In an editorial on how the Clinton Administration seems to be moving toward some kind of anti-missile defense, the Washington Post wondered how the United States would get around a “political hurdle”—the Anti-Ballistic Missile (ABM) Treaty of 1972, which prohibits a national missile defense by the U.S. or the Soviet Union. But the Post didn?t put it that way. It referred to an ABM treaty signed by “the Soviet Union/Russia.” This was a clever but misleading way to avoid coming to the conclusion that the treaty is dead because the Soviet Union is dead. After having distorted this issue, the Post went on to say that the treaty is still “in effect.”
By contrast, the conservative New York Post saw something the Washington Post deliberately ignored. The New York Post noted, “…the 1972 pact was negotiated with the Soviet Union—which, in case you?ve been out of touch…no longer exists. So the treaty really isn?t binding.”
On ABC?s This Week with David Brinkley, Sam Donaldson made the same mistake as the Washington Post, referring to the ABM Treaty as being with Russia. Panelist George Will corrected him. Then Donaldson said that the U.S. had nevertheless decided to continue to follow it. George Will noted that this was a matter of policy, not law, and that legally the treaty was dead.
Besides being out of touch, the Post, Sam Donaldson and other liberal media have been carefully concealing from the American people a critical fact—that Russia inherited from the Soviet Union a national missile defense that violates the treaty. In other words, the problem is not that the U.S. may violate the treaty, it is that the Russians are already doing so. This is made clear in a new book entitled “The ABM Treaty Charade: A Study in Elite Illusion and Delusion,” written by William T. Lee, a former official of the Defense Intelligence Agency. Lee was vindicated for exposing faulty CIA estimates of Soviet military strength during the Cold War. He is a former official—a whistleblower, if you will—who says government agencies and most politicians are ignoring evidence—he calls it conclusive proof—of Russian violations of the ABM treaty on a massive scale.
Lee?s book insists the U.S. intelligence community has failed to acknowledge that the Russians have violated the treaty by integrating thousands of dual purpose anti-aircraft weapons—which are also capable of shooting down ballistic missiles—with large radars that provide warnings of a missile attack. Lee says the Russians, who have just deployed a new ICBM, the Topol-M, are set to obtain a big strategic advantage if present trends continue.

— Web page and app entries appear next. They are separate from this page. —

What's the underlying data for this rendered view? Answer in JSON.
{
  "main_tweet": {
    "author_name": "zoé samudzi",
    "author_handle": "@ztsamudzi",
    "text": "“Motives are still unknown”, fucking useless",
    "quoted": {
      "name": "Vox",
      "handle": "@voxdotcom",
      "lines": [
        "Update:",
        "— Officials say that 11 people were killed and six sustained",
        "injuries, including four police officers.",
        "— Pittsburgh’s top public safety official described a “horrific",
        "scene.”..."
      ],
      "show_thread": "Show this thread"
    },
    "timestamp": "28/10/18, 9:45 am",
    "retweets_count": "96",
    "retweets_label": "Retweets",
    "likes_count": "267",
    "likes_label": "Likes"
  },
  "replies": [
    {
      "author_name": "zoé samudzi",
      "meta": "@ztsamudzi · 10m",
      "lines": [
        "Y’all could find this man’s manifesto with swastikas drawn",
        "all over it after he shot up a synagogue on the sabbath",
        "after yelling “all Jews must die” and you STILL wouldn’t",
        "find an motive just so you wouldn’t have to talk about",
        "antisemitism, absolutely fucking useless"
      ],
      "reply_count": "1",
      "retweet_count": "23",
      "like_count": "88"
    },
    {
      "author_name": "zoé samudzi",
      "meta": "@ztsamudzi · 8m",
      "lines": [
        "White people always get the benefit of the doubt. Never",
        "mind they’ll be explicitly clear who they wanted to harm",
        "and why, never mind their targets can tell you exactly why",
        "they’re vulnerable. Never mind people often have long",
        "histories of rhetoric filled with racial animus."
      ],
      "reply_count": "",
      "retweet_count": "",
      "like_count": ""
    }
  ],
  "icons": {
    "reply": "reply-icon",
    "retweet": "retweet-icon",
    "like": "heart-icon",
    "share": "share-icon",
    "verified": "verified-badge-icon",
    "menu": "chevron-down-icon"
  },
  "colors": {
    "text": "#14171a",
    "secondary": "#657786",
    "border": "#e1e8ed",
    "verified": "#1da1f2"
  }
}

Lee argues that the nuclear balance could be greatly thrown off balance if Russia continues to improve its nuclear arsenal and if we continue to adhere to the discredited ABM treaty. Such an imbalance puts Russia in the position of being able to launch a successful nuclear strike on the United States and protect much of its own territory and people with its own national missile defense. The media must give us the facts—not out-of-date theories—about this threat.